Format

Send to

Choose Destination
Br J Anaesth. 2019 Jan;122(1):131-140. doi: 10.1016/j.bja.2018.08.027. Epub 2018 Oct 27.

Non-opioid analgesic modes of pain management are associated with reduced postoperative complications and resource utilisation: a retrospective study of obstructive sleep apnoea patients undergoing elective joint arthroplasty.

Author information

1
Department of Anesthesiology, Critical Care and Pain Management, Hospital for Special Surgery, Weill Cornell Medical College, New York, NY, USA; Department of Anesthesiology, Perioperative Medicine and Intensive Care Medicine, Paracelsus Medical University, Salzburg, Austria.
2
Institute for Healthcare Delivery Science, Department of Population Health Science and Policy, Icahn School of Medicine at Mount Sinai, New York, NY, USA.
3
Department of Anesthesiology, Critical Care and Pain Management, Hospital for Special Surgery, Weill Cornell Medical College, New York, NY, USA.
4
Department of Anesthesiology, Critical Care and Pain Management, Hospital for Special Surgery, Weill Cornell Medical College, New York, NY, USA; Department of Anesthesiology, Perioperative Medicine and Intensive Care Medicine, Paracelsus Medical University, Salzburg, Austria. Electronic address: memtsoudiss@hss.edu.

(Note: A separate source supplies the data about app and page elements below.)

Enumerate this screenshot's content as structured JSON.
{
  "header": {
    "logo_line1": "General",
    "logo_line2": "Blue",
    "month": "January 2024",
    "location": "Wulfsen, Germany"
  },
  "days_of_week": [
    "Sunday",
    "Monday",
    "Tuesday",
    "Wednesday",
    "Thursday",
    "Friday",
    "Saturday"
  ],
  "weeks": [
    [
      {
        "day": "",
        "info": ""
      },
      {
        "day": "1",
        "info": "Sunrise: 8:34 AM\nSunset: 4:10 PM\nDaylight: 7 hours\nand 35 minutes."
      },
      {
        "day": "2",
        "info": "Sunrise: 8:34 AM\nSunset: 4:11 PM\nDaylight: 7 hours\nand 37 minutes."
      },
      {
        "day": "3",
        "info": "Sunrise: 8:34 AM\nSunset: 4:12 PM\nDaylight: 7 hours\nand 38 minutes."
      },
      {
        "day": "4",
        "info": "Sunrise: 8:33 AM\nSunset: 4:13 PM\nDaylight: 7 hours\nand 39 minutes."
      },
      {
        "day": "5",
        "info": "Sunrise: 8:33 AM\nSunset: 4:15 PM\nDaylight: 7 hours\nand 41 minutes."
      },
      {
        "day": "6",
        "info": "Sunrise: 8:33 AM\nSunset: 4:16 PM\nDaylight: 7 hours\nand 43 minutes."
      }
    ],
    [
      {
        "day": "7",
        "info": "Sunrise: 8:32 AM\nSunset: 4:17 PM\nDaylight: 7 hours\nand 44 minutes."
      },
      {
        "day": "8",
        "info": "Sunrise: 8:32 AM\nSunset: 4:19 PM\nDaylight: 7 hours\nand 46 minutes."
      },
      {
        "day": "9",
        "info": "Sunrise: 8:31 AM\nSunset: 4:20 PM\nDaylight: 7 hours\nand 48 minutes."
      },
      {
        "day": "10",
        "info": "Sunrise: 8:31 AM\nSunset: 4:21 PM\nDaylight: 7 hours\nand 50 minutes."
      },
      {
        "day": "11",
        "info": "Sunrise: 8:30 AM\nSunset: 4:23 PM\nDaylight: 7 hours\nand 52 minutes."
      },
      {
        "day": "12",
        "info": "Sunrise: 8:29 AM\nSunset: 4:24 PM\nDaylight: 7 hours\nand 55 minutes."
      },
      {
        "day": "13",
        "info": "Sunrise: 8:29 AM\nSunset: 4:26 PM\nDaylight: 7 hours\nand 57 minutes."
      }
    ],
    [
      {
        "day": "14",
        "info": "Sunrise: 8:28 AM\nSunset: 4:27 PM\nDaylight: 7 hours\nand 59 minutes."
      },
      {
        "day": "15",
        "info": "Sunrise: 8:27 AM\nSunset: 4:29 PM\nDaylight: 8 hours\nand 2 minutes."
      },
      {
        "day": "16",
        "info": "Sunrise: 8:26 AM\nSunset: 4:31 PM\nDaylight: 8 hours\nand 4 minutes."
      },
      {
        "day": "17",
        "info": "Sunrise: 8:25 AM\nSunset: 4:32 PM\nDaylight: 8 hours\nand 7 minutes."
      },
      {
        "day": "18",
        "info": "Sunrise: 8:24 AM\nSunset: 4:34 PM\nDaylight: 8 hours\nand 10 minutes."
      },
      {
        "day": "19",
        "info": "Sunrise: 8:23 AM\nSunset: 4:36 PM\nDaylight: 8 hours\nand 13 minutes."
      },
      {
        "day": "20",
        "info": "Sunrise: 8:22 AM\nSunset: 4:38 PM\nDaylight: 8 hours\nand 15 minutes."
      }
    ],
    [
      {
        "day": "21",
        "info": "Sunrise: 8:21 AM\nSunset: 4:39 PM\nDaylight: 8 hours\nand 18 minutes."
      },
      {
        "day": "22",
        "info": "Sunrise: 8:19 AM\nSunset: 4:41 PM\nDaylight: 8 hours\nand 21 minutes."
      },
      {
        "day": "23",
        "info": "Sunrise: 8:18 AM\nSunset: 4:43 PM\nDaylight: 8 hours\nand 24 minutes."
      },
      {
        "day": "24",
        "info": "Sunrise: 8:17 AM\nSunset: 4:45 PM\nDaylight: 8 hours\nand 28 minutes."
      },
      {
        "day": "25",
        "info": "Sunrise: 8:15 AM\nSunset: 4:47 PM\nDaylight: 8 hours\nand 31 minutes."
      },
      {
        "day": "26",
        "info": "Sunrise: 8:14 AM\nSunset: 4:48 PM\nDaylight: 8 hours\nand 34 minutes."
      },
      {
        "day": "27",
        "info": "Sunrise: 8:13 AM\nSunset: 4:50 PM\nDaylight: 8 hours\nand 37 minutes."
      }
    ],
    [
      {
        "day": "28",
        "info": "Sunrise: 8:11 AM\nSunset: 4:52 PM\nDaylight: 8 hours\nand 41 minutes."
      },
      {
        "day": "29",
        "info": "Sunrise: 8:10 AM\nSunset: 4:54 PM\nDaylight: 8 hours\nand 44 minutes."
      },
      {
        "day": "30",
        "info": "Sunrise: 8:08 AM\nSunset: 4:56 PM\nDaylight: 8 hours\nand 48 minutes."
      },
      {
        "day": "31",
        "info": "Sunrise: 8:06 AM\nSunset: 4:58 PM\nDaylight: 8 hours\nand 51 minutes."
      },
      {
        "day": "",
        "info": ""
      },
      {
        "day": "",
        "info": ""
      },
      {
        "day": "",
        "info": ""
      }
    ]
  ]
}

Abstract

BACKGROUND:

Studies on the effectiveness of multimodal analgesia, particularly in patients at higher perioperative risk from obstructive sleep apnoea (OSA), are lacking. We aimed to assess the impact of multimodal analgesia on opioid use and complications in this high-risk cohort.

METHODS:

We conducted a population-based retrospective cohort study of OSA patients undergoing elective lower extremity joint arthroplasty (2006-16, Premier Healthcare database). Multimodal analgesia was defined as opioid use with the addition of one, two, or more non-opioid analgesic modes including, nonsteroidal anti-inflammatory drugs (NSAIDs), cyclooxygenase-2 inhibitors, paracetamol/acetaminophen, peripheral nerve blocks, steroids, gabapentin/pregabalin, or ketamine. Multilevel multivariable regression models measured associations between multimodal analgesia and opioid prescription (primary outcome; oral morphine equivalents). Secondary outcomes included opioid- and OSA-related complications, and resource utilisation. Odds ratios (OR) or % change and 95% confidence intervals (CI) are reported.

RESULTS:

Among 181 182 OSA patients included, 88.5% (n = 160 299) received multimodal analgesia with increasing utilisation trends. Multivariable models showed stepwise beneficial postoperative outcome effects with increasing additional analgesic modes compared with opioid-only analgesia. In patients who received more than two additional analgesia modes (n = 64 174), opioid dose prescription decreased by 14.9% (CI -17.0%; -12.7%), while odds were significantly decreased for gastrointestinal complications (OR 0.65, CI 0.53; 0.78), mechanical ventilation (OR 0.23, CI 0.16; 0.32), and critical care admission (OR 0.60, CI 0.48; 0.75), all P<0.0001.

CONCLUSIONS:

In a population at high risk for perioperative complications from OSA, multimodal analgesia was associated with a stepwise reduction in opioid use and complications, including critical respiratory failure.

KEYWORDS:

arthroplasty; hip replacement; knee replacement; multimodal analgesia; opioids; postoperative complications; postoperative outcome; sleep apnoea, obstructive

PMID:
30579391
DOI:
10.1016/j.bja.2018.08.027
[Indexed for MEDLINE]

Supplemental Content

Full text links

Icon for Elsevier Science
Loading ...
Support Center